The Newfie’s Temperament and Behavior

The temperament of the Newfoundland is one of its most endearing traits. They are calm, sweet-natured, and friendly. Despite their large size, they are typically very gentle and patient. They are not known to be aggressive but will protect their family if necessary. Their easygoing temperament makes them suitable for various roles, from family pets to therapy dogs.

Living Conditions for Newfoundland Dogs

Due to their size, Newfoundland dogs require sufficient space to move comfortably. A home with a large, fenced yard is ideal, but they can adapt to various living situations as long as they receive adequate exercise. They are not suited to living in hot climates due to their thick coats. In warmer weather, it’s crucial to provide them with a cool, shaded area and plenty of water.

Lifespan and Aging Care

Newfoundland dogs have an average lifespan of 8 to 10 years. As they age, they may face mobility issues and other health challenges. It’s important to provide them with a comfortable living space, possibly with ramps or easy-access bedding. Adjustments to their diet and exercise regimen may also be necessary to accommodate their changing health needs.

Table: Essential Care Guide for Newfoundland Dogs

Aspect Details
Size Large
Coat Type Thick, double coat
Grooming Needs High – regular brushing and bathing
Exercise Requirements Moderate – daily walks, swimming is ideal
Training Intelligent, responds to positive reinforcement
Socialization Important, naturally good with children and other pets
Ideal Living Conditions Prefers cooler climates, needs space
Health Considerations Prone to hip dysplasia, heart conditions, bloat
Dietary Needs Balanced diet suited for large breeds, monitor for obesity
Lifespan 8-10 years
Special Traits Excellent swimmers, protective, gentle with children

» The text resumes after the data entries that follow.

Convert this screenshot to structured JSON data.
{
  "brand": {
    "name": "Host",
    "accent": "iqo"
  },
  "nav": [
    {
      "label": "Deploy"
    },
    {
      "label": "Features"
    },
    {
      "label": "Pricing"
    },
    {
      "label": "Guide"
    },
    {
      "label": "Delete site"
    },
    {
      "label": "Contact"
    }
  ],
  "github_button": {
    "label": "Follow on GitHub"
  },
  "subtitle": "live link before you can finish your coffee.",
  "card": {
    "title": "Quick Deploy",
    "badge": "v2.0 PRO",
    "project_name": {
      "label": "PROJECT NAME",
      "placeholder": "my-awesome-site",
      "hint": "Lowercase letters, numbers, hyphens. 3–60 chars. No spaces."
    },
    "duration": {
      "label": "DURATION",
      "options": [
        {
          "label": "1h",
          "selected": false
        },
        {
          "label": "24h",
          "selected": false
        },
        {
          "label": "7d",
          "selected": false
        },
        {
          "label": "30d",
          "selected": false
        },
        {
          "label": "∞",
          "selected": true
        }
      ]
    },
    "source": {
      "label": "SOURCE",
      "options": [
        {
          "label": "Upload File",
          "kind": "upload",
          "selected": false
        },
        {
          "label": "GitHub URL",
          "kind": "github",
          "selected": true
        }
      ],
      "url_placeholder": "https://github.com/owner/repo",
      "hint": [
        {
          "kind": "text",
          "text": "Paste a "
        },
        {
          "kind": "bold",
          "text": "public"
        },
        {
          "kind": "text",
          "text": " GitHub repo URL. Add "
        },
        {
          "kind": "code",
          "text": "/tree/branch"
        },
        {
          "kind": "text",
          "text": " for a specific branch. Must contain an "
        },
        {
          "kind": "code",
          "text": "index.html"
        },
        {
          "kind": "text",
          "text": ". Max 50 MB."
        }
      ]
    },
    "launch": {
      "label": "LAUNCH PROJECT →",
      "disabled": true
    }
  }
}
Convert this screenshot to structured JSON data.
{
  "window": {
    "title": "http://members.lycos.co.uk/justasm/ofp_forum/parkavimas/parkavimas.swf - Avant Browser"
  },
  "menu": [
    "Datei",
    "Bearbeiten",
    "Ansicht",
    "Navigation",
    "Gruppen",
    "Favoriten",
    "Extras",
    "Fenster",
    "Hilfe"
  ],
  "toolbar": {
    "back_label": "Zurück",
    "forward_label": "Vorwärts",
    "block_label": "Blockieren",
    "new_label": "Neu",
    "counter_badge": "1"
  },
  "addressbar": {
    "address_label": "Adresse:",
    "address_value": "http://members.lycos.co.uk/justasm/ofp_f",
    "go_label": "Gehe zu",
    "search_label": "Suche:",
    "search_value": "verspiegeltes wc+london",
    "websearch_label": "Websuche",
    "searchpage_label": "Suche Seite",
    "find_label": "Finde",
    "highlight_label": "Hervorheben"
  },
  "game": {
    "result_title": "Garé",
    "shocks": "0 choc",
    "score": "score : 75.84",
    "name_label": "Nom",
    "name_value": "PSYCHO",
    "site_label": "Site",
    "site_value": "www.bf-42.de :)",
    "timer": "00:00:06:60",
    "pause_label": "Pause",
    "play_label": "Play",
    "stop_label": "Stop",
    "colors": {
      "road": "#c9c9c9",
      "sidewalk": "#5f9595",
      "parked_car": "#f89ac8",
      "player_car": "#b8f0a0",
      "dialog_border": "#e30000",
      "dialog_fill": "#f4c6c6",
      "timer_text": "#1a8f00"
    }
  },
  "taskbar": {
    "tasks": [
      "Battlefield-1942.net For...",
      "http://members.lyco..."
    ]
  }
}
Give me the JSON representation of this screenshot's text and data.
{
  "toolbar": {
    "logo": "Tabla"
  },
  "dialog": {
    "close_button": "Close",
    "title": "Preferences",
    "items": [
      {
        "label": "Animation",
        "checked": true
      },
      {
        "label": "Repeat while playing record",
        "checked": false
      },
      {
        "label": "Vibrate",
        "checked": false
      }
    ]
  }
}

This table provides a quick reference for current and prospective Newfoundland dog owners, summarizing their primary care requirements and characteristics.

Conclusion

The Newfoundland dog, with its immense size, sweet nature, and love of water, makes a remarkable pet for the right family. Understanding their needs, from grooming and exercise to socialization and health care, is key to ensuring a happy and healthy life for these gentle giants. With their affectionate demeanor and protective instincts, Newfoundlands are not just pets but devoted and loving members of the family.